- Torah and Jewish Thought
- General Questions
What does it mean to die Al kidish Hashem? I learned that Moshe Rabbeinu died but his death did not do anything, but Rabbi Akiva died and his death was a signiticant event? How to understand it?

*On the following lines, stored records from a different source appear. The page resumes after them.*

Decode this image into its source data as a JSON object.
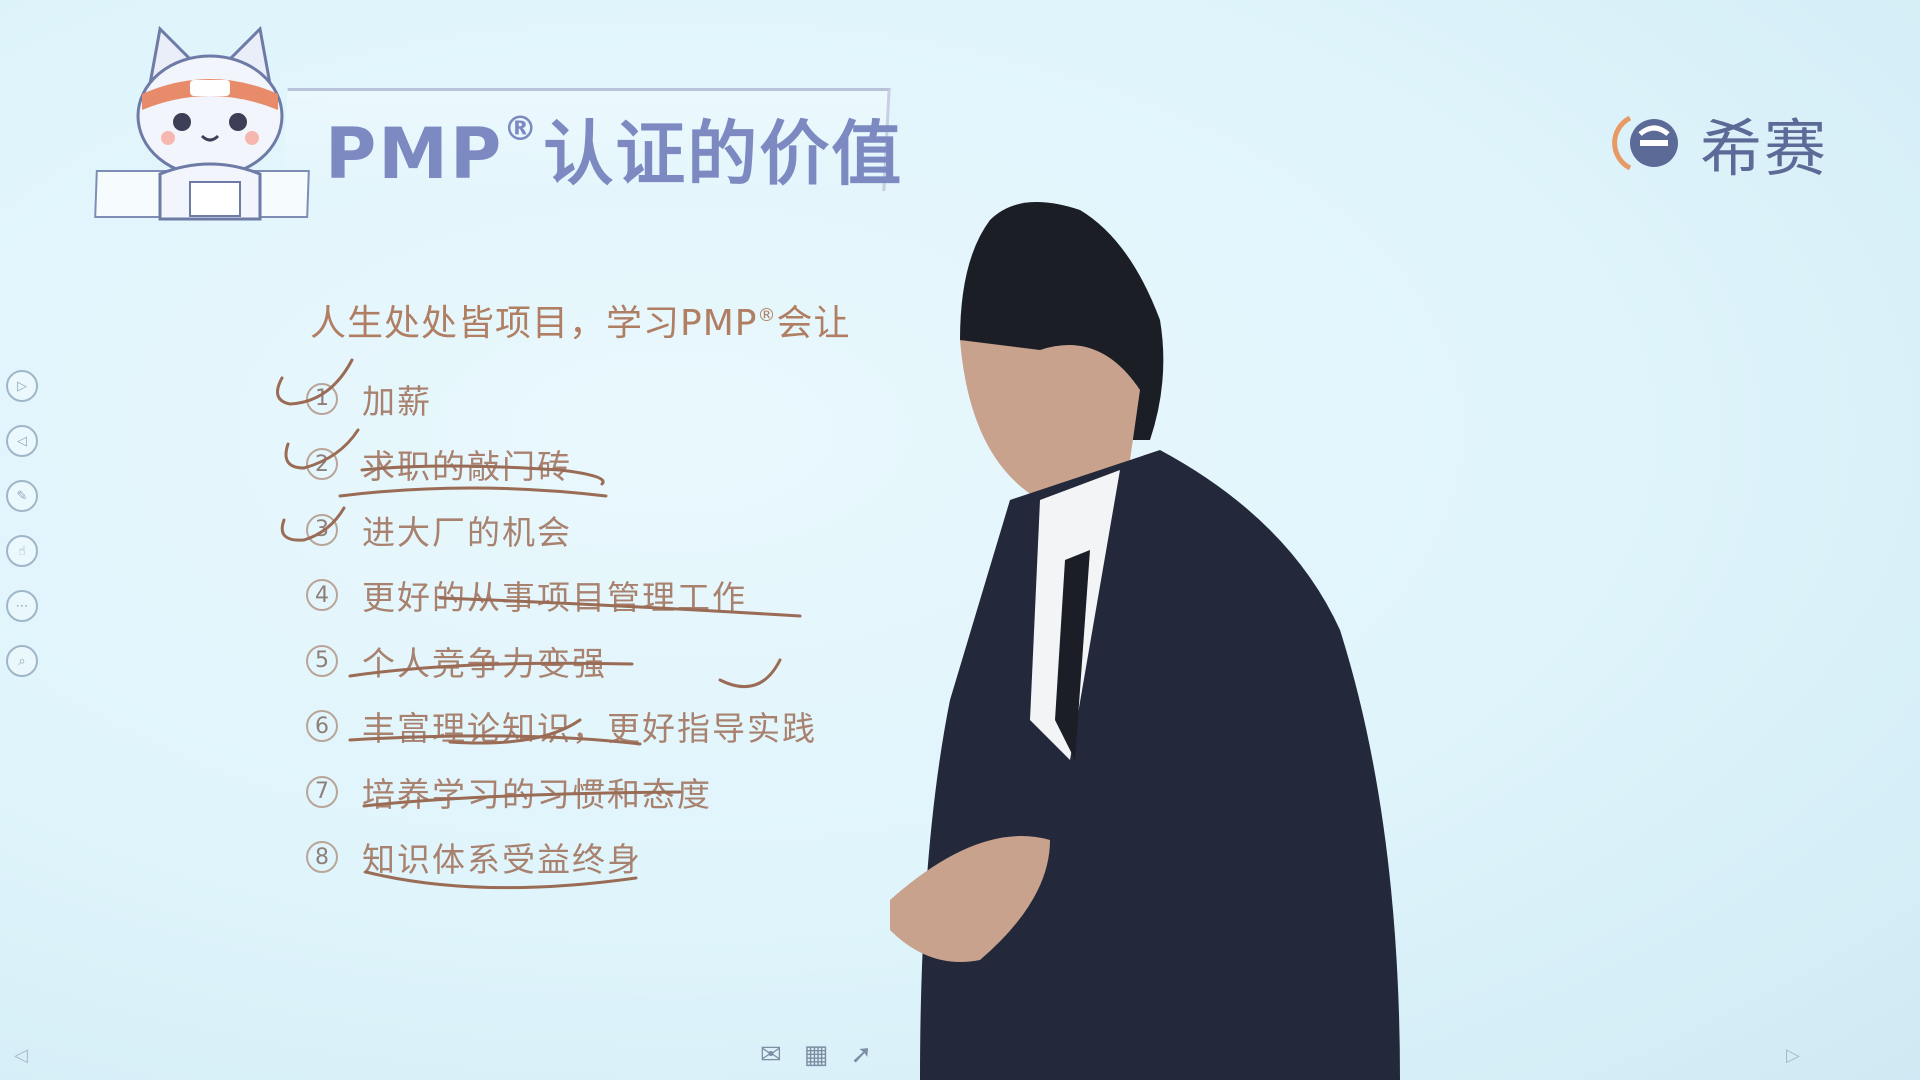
{
  "slide": {
    "title": "PMP",
    "title_reg": "®",
    "title_rest": "认证的价值",
    "brand": "希赛",
    "subtitle_main": "人生处处皆项目，学习PMP",
    "subtitle_reg": "®",
    "subtitle_tail": "会让",
    "items": [
      {
        "num": "1",
        "text": "加薪"
      },
      {
        "num": "2",
        "text": "求职的敲门砖"
      },
      {
        "num": "3",
        "text": "进大厂的机会"
      },
      {
        "num": "4",
        "text": "更好的从事项目管理工作"
      },
      {
        "num": "5",
        "text": "个人竞争力变强"
      },
      {
        "num": "6",
        "text": "丰富理论知识，更好指导实践"
      },
      {
        "num": "7",
        "text": "培养学习的习惯和态度"
      },
      {
        "num": "8",
        "text": "知识体系受益终身"
      }
    ]
  },
  "toolbar": {
    "left_tools": [
      "play-icon",
      "back-icon",
      "pen-icon",
      "pointer-icon",
      "more-icon",
      "zoom-icon"
    ],
    "bottom_tools": [
      "mail-icon",
      "grid-icon",
      "cursor-icon"
    ]
  },
  "colors": {
    "title": "#7d8ac2",
    "text": "#a8826f",
    "ink": "#9a6b55",
    "suit": "#23283a"
  }
}
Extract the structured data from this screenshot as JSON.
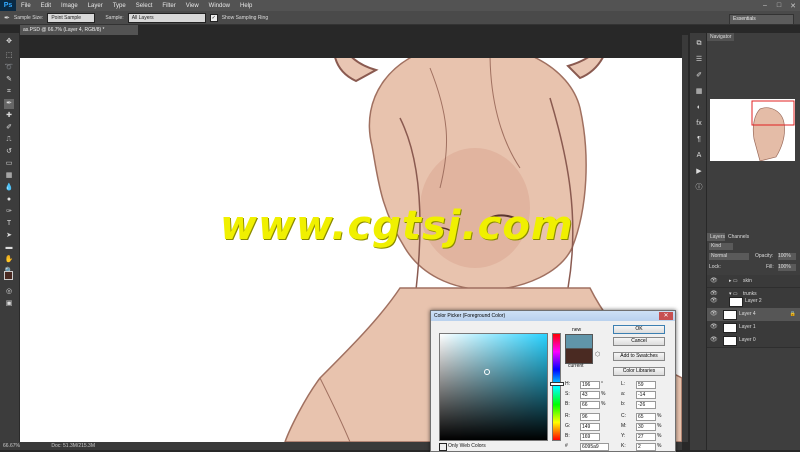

Kiddush Hashem literally means, "to sanctify God's Name" [His Name= His appearance in the world], and is used in the context of an action which brings others closer to God, Torah and the Nation of Israel. When a religious Jew acts properly, morally and idealistically in front of other Jews, or even gentiles, and brings them to think: "this Judaism is a good thing", that's a Kiddush Hashem. When Rabbi Akiva or the Jews during the Christian Crusades, even preferred to die rather than renounce their Judaism, when Jews in Soviet Russia dared to practice their religion even at the risk of being sent to Siberia, that surely gets others to think: "Wow, this Judaism is significant! If it's worth suffering or even dying for, than surely it's worth living for! We should learn more about this Judaism". Similarly, when an Israeli soldier sacrifices his life to save other Jews, it also gets people thinking about our national unity and altruism, what the Holy Land is about, what's so important about the survival of the Jewish nation, etc., all of which are very central ideas in Judaism. In addition, it's not accurate to say that Moshe's death "didn't do anything", for when a tzaddik passes away, we stop our daily lives to eulagize him, and analyze and learn from his great activities.